Grant: Yeah so millennialmoney.com is my blog. You know all over the world I get traffic all over the world from not just Millennials a lot of boomers Generation Xers look in being like well what are these kids up to. I mean more and more of my friends or just like choosing to live life in a lot of different ways which is super cool so you can learn a lot about me there but yeah man I had the opportunity to write a book with Penguin Random House and my editor she’s the editor for you know the Dalai Lama and Brene Brown, she’s very famous and she hadn’t done a money book and so I partnered up with them and I spent the last year-and-a-half writing Financial Freedom: A proven path to all the money you’ll ever need coming out in a bunch of languages all over the world February 5th. You can buy it now at a bookstore and online on Amazon FinancialFreedomBook.com, all those places and it’s my journey from $2 and everything we talked about today. It’s 350 pages of pure goodness around all the things I was taught about money and why they were wrong, why most information about money that you’re told is either like damaging or so old school it’s obsolete. Here’s how to think about money and time very differently and you know if you want to no matter where you’re at in your own financial life get to that next level as quickly as possible, you know it’s a really scalable strategy, so everything from you know changing you view money to deconstructing it to I have 11 questions you should ask yourself before you buy anything, I talk a lot about money in units of time not just units of money, I built calculators for the book at FinancialFreedomBook.com/tools you can enter in your own info and determine how much like if I pay a thousand dollars for this thing here’s how much freedom I’m trading for it in the future and then yeah optimize your full-time job, launch a side hustle scale it, become a full company, make more money in less time in literally every single way that I did and then now looking back that I figured out I could have done and wished I could have done and then how to invest that money in the most tax-efficient way so I go into really granular details about how to maximize all of your pre-tax opportunities and then I get all the way to like okay now that you have enough money what’s the withdraw strategy that’s best suited for the type of lifestyle you want to live and so it’s an end-to-end scalable strategy that if you want to do what I did in five years, you can do that if you’re not that crazy you know you you’re you’re gonna learn a lot. The last thing I wanted to make it I’ve read over 400 personal finance and investing books and I wanted to make it in my opinion like one of the highest ROI money books out there so most books are like one or two ideas and then a lot of fluff and padding around it like this thing is just non-stop here’s what you do next you turn your next here’s the trade offs here’s what you can do here’s here’s you know and I’m really excited because early reviews are really solid and I’m really excited so at the end of the day money only matters if it helps you live a life that you love and everyone deserves that and doesn’t matter how much money you’re making you could be making seven figures a year some of the most unhappy people I know are the ones making seven figures a year so even if you’re in that position this book might even be more beneficial for you to help you recontextualize money and what it means to you and your life because life short man life short gotta love it got to enjoy your time and so that’s why I wrote it and I’m really excited.

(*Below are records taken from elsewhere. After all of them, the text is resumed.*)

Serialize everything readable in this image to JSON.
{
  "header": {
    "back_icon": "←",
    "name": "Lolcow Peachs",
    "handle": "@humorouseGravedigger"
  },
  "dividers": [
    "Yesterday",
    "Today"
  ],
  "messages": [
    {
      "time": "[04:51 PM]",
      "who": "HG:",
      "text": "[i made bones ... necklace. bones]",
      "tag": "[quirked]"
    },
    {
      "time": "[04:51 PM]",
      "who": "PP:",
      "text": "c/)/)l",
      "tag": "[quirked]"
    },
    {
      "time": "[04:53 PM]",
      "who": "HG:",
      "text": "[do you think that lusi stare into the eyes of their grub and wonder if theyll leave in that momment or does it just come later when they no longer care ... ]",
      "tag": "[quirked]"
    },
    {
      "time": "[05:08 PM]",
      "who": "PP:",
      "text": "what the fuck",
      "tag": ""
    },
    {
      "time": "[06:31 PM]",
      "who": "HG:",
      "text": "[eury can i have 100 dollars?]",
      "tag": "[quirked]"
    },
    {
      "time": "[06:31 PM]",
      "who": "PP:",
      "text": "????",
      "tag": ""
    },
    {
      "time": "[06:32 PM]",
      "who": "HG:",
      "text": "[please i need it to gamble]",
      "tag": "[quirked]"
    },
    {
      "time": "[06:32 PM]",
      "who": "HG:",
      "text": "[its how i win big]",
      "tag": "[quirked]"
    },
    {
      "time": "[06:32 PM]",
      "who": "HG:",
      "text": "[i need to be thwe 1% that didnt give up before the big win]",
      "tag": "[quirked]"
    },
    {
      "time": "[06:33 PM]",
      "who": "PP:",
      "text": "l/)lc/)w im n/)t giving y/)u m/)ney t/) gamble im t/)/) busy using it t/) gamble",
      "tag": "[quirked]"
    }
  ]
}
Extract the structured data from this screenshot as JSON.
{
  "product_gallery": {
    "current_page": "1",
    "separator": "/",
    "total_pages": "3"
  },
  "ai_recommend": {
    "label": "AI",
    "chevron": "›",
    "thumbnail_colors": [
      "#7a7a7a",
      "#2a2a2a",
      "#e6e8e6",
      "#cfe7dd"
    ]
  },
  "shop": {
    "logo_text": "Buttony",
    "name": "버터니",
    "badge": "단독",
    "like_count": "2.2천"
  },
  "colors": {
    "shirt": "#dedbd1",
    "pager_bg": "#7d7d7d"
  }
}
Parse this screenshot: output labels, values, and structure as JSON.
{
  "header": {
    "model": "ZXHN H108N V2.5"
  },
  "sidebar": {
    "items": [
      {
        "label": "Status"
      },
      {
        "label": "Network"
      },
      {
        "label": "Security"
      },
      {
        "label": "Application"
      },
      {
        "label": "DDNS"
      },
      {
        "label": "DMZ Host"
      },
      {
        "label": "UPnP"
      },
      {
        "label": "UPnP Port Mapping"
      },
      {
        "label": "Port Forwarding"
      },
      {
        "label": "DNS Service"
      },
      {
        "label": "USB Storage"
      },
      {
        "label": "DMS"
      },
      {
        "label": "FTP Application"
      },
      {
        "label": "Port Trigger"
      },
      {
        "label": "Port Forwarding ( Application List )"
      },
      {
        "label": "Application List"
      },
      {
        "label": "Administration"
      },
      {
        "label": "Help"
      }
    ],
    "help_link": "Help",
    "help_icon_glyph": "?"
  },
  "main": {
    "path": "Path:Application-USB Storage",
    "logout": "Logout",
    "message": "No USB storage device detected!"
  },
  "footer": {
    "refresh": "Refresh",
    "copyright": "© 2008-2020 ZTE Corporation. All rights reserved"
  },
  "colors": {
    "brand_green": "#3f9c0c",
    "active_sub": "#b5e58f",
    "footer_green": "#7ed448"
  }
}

Buck: It sounds great man. So what was the title again?
Grant: Financial Freedom.
Buck: Financial Freedom and we will put that in the show notes as well. Grant, thanks so much for being on Wealth Formula Podcast today.
Grant: Hey man this is a real pleasure. Thanks for giving me the good questions and it’s a pleasure meeting you and being on the show.
Buck: We’ll be right back.